Published online by Cambridge University Press: 18 January 2016
This paper considers a correlated unobserved-components model for output, employment, and hours in order to disentangle the causes for the last three jobless recoveries. The composition of the structural shocks during recessions and the periods immediately following recessions has changed, as have the responses of employment and hours to those shocks. Recessions before 1984 were followed by recoveries driven by positive permanent shocks to output, whereas post-1984 recessions were followed by weak recoveries in demand. Employment is more sensitive to demand shocks post-1984, leading to weak recoveries in employment. In addition, hours and employment were complements before 1984, but are treated as substitutes after 1984. Much of the initial decrease in demand is now absorbed on the intensive margin.
I thank two anonymous referees, Luiggi Donayre, Yunjong Eo, Steven Fazzari, James Morley, Werner Ploberger, Raul Santaeulalia-Llopis, Tara Sinclair, and seminar participants at the University of Queensland, Monash University, the University of Auckland, Illinois State University, Bank of Canada, West Virginia University, Georgia State University, the University of Illinois Urbana–Champaign, Lehigh University, Miami University, and North Dakota State University. I would also like to thank the participants at the 2013 WEAI, the 2013 SBIES NBER NSF Seminar, the 2012 SNDE, the 2012 CEF, the 2012 MEG, and the Washington University Macroeconomics Working Group for helpful comments and discussions.
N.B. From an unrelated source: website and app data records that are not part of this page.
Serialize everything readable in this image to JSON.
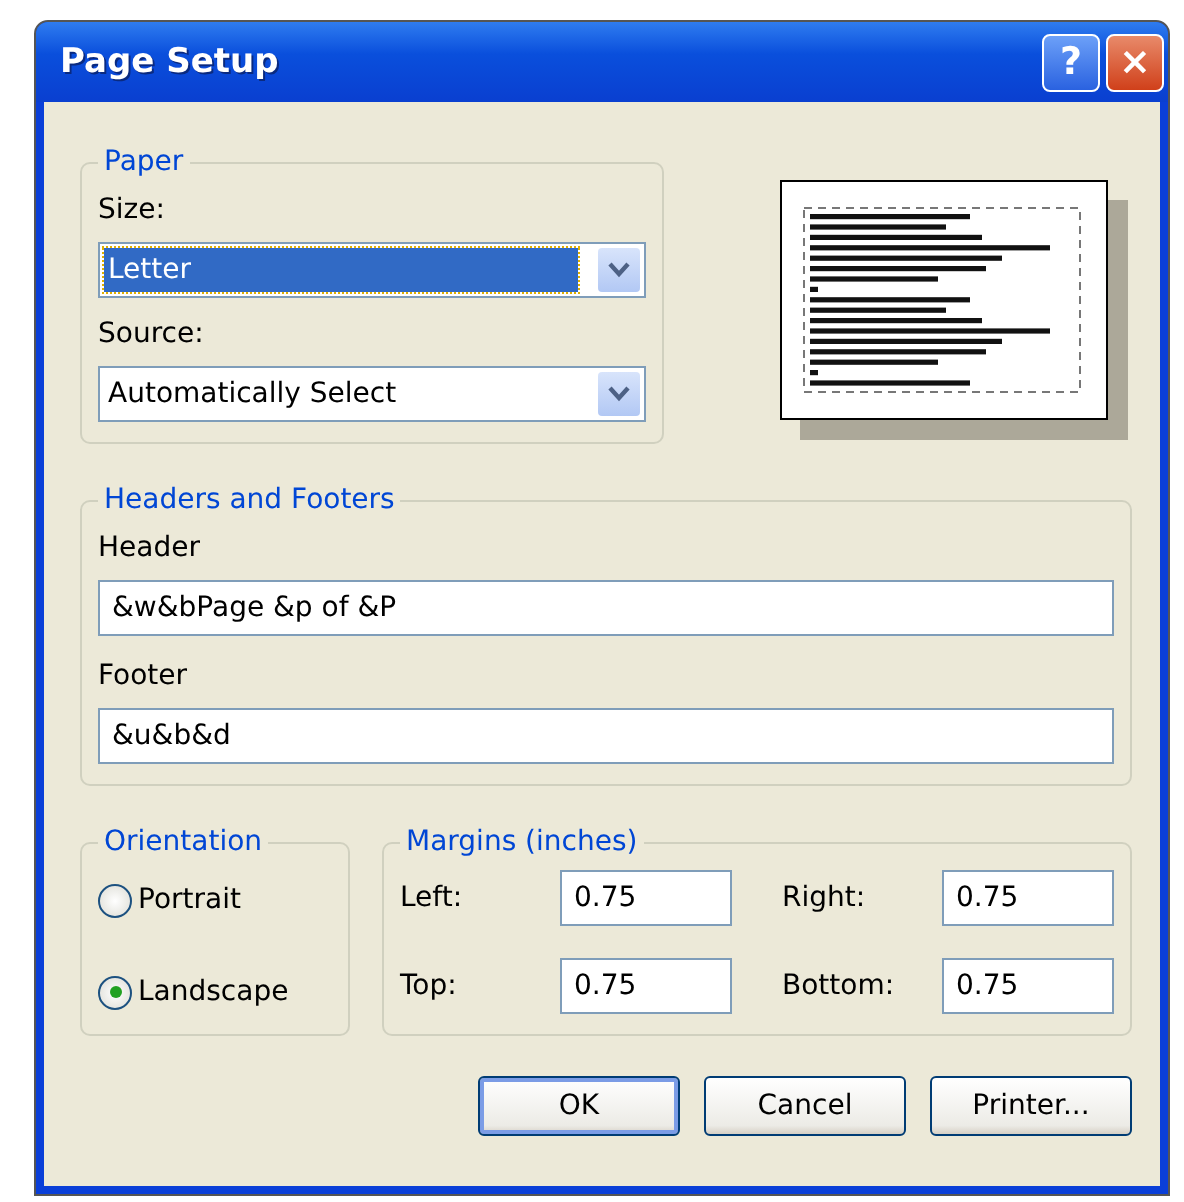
{
  "window": {
    "title": "Page Setup",
    "help_button": "?",
    "close_button": "×"
  },
  "paper": {
    "title": "Paper",
    "size_label": "Size:",
    "size_value": "Letter",
    "size_focused": true,
    "source_label": "Source:",
    "source_value": "Automatically Select"
  },
  "headers_footers": {
    "title": "Headers and Footers",
    "header_label": "Header",
    "header_value": "&w&bPage &p of &P",
    "footer_label": "Footer",
    "footer_value": "&u&b&d"
  },
  "orientation": {
    "title": "Orientation",
    "options": [
      {
        "label": "Portrait",
        "selected": false
      },
      {
        "label": "Landscape",
        "selected": true
      }
    ]
  },
  "margins": {
    "title": "Margins (inches)",
    "fields": [
      {
        "label": "Left:",
        "value": "0.75"
      },
      {
        "label": "Right:",
        "value": "0.75"
      },
      {
        "label": "Top:",
        "value": "0.75"
      },
      {
        "label": "Bottom:",
        "value": "0.75"
      }
    ]
  },
  "buttons": [
    {
      "label": "OK",
      "default": true
    },
    {
      "label": "Cancel",
      "default": false
    },
    {
      "label": "Printer...",
      "default": false
    }
  ]
}
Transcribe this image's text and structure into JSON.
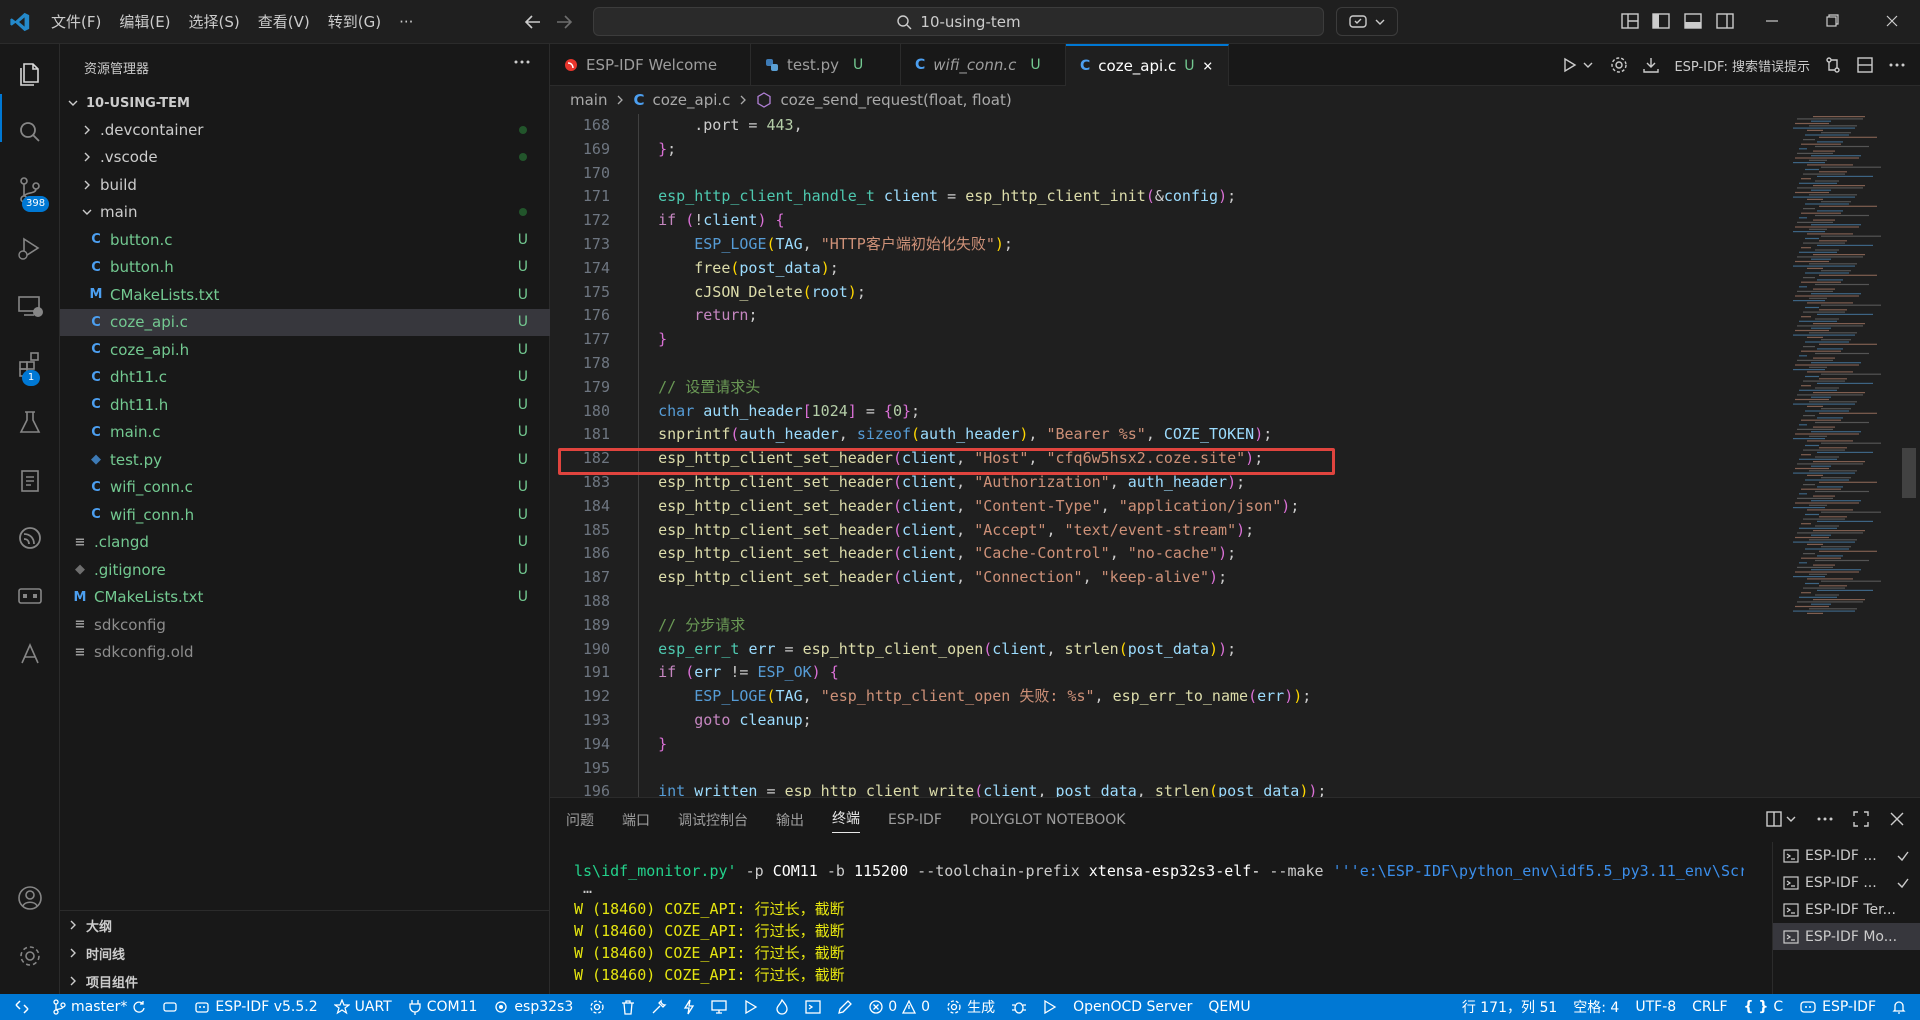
{
  "menu": [
    "文件(F)",
    "编辑(E)",
    "选择(S)",
    "查看(V)",
    "转到(G)",
    "···"
  ],
  "command_center": {
    "text": "10-using-tem"
  },
  "activity": {
    "source_control_badge": "398",
    "extensions_badge": "1"
  },
  "sidebar": {
    "title": "资源管理器",
    "root": "10-USING-TEM",
    "items": [
      {
        "label": ".devcontainer",
        "type": "folder",
        "level": 1,
        "status": "dot"
      },
      {
        "label": ".vscode",
        "type": "folder",
        "level": 1,
        "status": "dot"
      },
      {
        "label": "build",
        "type": "folder",
        "level": 1,
        "status": ""
      },
      {
        "label": "main",
        "type": "folder-open",
        "level": 1,
        "status": "dot"
      },
      {
        "label": "button.c",
        "type": "c",
        "level": 2,
        "status": "U"
      },
      {
        "label": "button.h",
        "type": "c",
        "level": 2,
        "status": "U"
      },
      {
        "label": "CMakeLists.txt",
        "type": "m",
        "level": 2,
        "status": "U"
      },
      {
        "label": "coze_api.c",
        "type": "c",
        "level": 2,
        "status": "U",
        "selected": true
      },
      {
        "label": "coze_api.h",
        "type": "c",
        "level": 2,
        "status": "U"
      },
      {
        "label": "dht11.c",
        "type": "c",
        "level": 2,
        "status": "U"
      },
      {
        "label": "dht11.h",
        "type": "c",
        "level": 2,
        "status": "U"
      },
      {
        "label": "main.c",
        "type": "c",
        "level": 2,
        "status": "U"
      },
      {
        "label": "test.py",
        "type": "py",
        "level": 2,
        "status": "U"
      },
      {
        "label": "wifi_conn.c",
        "type": "c",
        "level": 2,
        "status": "U"
      },
      {
        "label": "wifi_conn.h",
        "type": "c",
        "level": 2,
        "status": "U"
      },
      {
        "label": ".clangd",
        "type": "txt",
        "level": 1,
        "status": "U"
      },
      {
        "label": ".gitignore",
        "type": "git",
        "level": 1,
        "status": "U"
      },
      {
        "label": "CMakeLists.txt",
        "type": "m",
        "level": 1,
        "status": "U"
      },
      {
        "label": "sdkconfig",
        "type": "txt",
        "level": 1,
        "status": "",
        "dim": true
      },
      {
        "label": "sdkconfig.old",
        "type": "txt",
        "level": 1,
        "status": "",
        "dim": true
      }
    ],
    "bottom_sections": [
      "大纲",
      "时间线",
      "项目组件"
    ]
  },
  "tabs": [
    {
      "label": "ESP-IDF Welcome",
      "icon": "espressif",
      "status": ""
    },
    {
      "label": "test.py",
      "icon": "py",
      "status": "U"
    },
    {
      "label": "wifi_conn.c",
      "icon": "c",
      "status": "U",
      "italic": true
    },
    {
      "label": "coze_api.c",
      "icon": "c",
      "status": "U",
      "active": true
    }
  ],
  "editor_actions": {
    "label": "ESP-IDF: 搜索错误提示"
  },
  "breadcrumb": {
    "folder": "main",
    "file": "coze_api.c",
    "symbol": "coze_send_request(float, float)"
  },
  "code": {
    "line_numbers": [
      "168",
      "169",
      "170",
      "171",
      "172",
      "173",
      "174",
      "175",
      "176",
      "177",
      "178",
      "179",
      "180",
      "181",
      "182",
      "183",
      "184",
      "185",
      "186",
      "187",
      "188",
      "189",
      "190",
      "191",
      "192",
      "193",
      "194",
      "195",
      "196"
    ],
    "highlighted_line": "182"
  },
  "panel": {
    "tabs": [
      "问题",
      "端口",
      "调试控制台",
      "输出",
      "终端",
      "ESP-IDF",
      "POLYGLOT NOTEBOOK"
    ],
    "active_tab": "终端",
    "terminal_lines": [
      "W (18460) COZE_API: 行过长，截断",
      "W (18460) COZE_API: 行过长，截断",
      "W (18460) COZE_API: 行过长，截断",
      "W (18460) COZE_API: 行过长，截断"
    ],
    "terminal_list": [
      {
        "label": "ESP-IDF ...",
        "check": true
      },
      {
        "label": "ESP-IDF ...",
        "check": true
      },
      {
        "label": "ESP-IDF Ter...",
        "check": false
      },
      {
        "label": "ESP-IDF Mo...",
        "check": false,
        "selected": true
      }
    ]
  },
  "statusbar": {
    "branch": "master*",
    "idf_version": "ESP-IDF v5.5.2",
    "uart": "UART",
    "port": "COM11",
    "target": "esp32s3",
    "problems_errors": "0",
    "problems_warnings": "0",
    "build": "生成",
    "openocd": "OpenOCD Server",
    "qemu": "QEMU",
    "cursor": "行 171，列 51",
    "spaces": "空格: 4",
    "encoding": "UTF-8",
    "eol": "CRLF",
    "language": "C",
    "esp_idf": "ESP-IDF"
  },
  "colors": {
    "accent": "#0078d4",
    "highlight_box": "#e0443e",
    "untracked": "#73c991"
  }
}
I gratefully acknowledge the support of the Department of Economics and the Graduate School of Arts and Sciences at Washington University, and of the Olin Fellowship program.